Saved data entries
──────
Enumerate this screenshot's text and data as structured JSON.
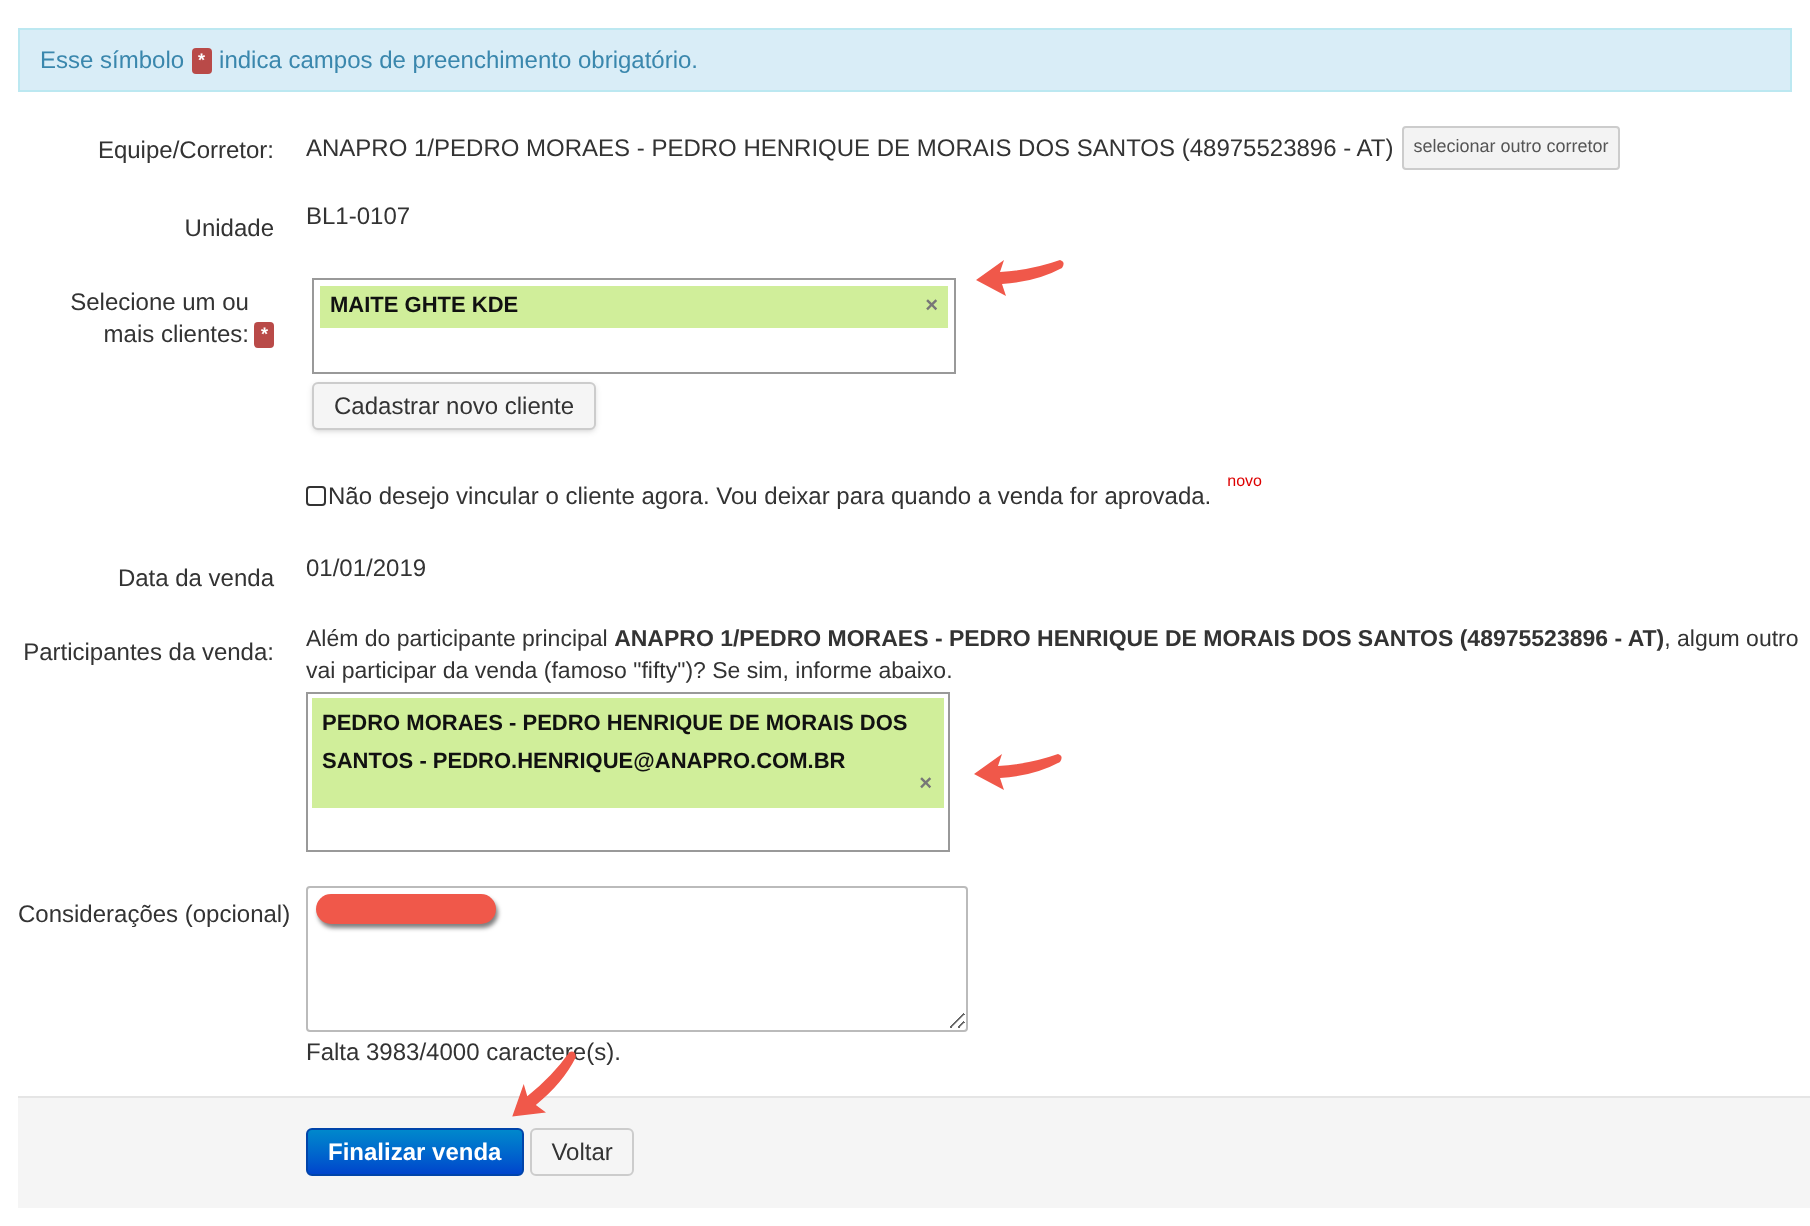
{
  "notice": {
    "before": "Esse símbolo",
    "mark": "*",
    "after": "indica campos de preenchimento obrigatório."
  },
  "broker": {
    "label": "Equipe/Corretor:",
    "value": "ANAPRO 1/PEDRO MORAES - PEDRO HENRIQUE DE MORAIS DOS SANTOS (48975523896 - AT)",
    "button": "selecionar outro corretor"
  },
  "unit": {
    "label": "Unidade",
    "value": "BL1-0107"
  },
  "clients": {
    "label": "Selecione um ou mais clientes:",
    "required_mark": "*",
    "selected": [
      {
        "text": "MAITE GHTE KDE",
        "remove": "×"
      }
    ],
    "button": "Cadastrar novo cliente"
  },
  "defer_option": {
    "label": "Não desejo vincular o cliente agora. Vou deixar para quando a venda for aprovada.",
    "checked": false,
    "badge": "novo"
  },
  "sale_date": {
    "label": "Data da venda",
    "value": "01/01/2019"
  },
  "participants": {
    "label": "Participantes da venda:",
    "intro": "Além do participante principal **ANAPRO 1/PEDRO MORAES - PEDRO HENRIQUE DE MORAIS DOS SANTOS (48975523896 - AT)**, algum outro vai participar da venda (famoso \"fifty\")? Se sim, informe abaixo.",
    "selected": [
      {
        "text": "PEDRO MORAES - PEDRO HENRIQUE DE MORAIS DOS SANTOS - PEDRO.HENRIQUE@ANAPRO.COM.BR",
        "remove": "×"
      }
    ]
  },
  "notes": {
    "label": "Considerações (opcional)",
    "counter": "Falta 3983/4000 caractere(s)."
  },
  "actions": [
    {
      "label": "Finalizar venda",
      "kind": "primary"
    },
    {
      "label": "Voltar",
      "kind": "default"
    }
  ]
}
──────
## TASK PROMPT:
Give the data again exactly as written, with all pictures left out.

## ANSWER TO THE PROBLEM:
Enumerate this screenshot's text and data as structured JSON.
{
  "notice": {
    "before": "Esse símbolo",
    "mark": "*",
    "after": "indica campos de preenchimento obrigatório."
  },
  "broker": {
    "label": "Equipe/Corretor:",
    "value": "ANAPRO 1/PEDRO MORAES - PEDRO HENRIQUE DE MORAIS DOS SANTOS (48975523896 - AT)",
    "button": "selecionar outro corretor"
  },
  "unit": {
    "label": "Unidade",
    "value": "BL1-0107"
  },
  "clients": {
    "label": "Selecione um ou mais clientes:",
    "required_mark": "*",
    "selected": [
      {
        "text": "MAITE GHTE KDE",
        "remove": "×"
      }
    ],
    "button": "Cadastrar novo cliente"
  },
  "defer_option": {
    "label": "Não desejo vincular o cliente agora. Vou deixar para quando a venda for aprovada.",
    "checked": false,
    "badge": "novo"
  },
  "sale_date": {
    "label": "Data da venda",
    "value": "01/01/2019"
  },
  "participants": {
    "label": "Participantes da venda:",
    "intro": "Além do participante principal **ANAPRO 1/PEDRO MORAES - PEDRO HENRIQUE DE MORAIS DOS SANTOS (48975523896 - AT)**, algum outro vai participar da venda (famoso \"fifty\")? Se sim, informe abaixo.",
    "selected": [
      {
        "text": "PEDRO MORAES - PEDRO HENRIQUE DE MORAIS DOS SANTOS - PEDRO.HENRIQUE@ANAPRO.COM.BR",
        "remove": "×"
      }
    ]
  },
  "notes": {
    "label": "Considerações (opcional)",
    "counter": "Falta 3983/4000 caractere(s)."
  },
  "actions": [
    {
      "label": "Finalizar venda",
      "kind": "primary"
    },
    {
      "label": "Voltar",
      "kind": "default"
    }
  ]
}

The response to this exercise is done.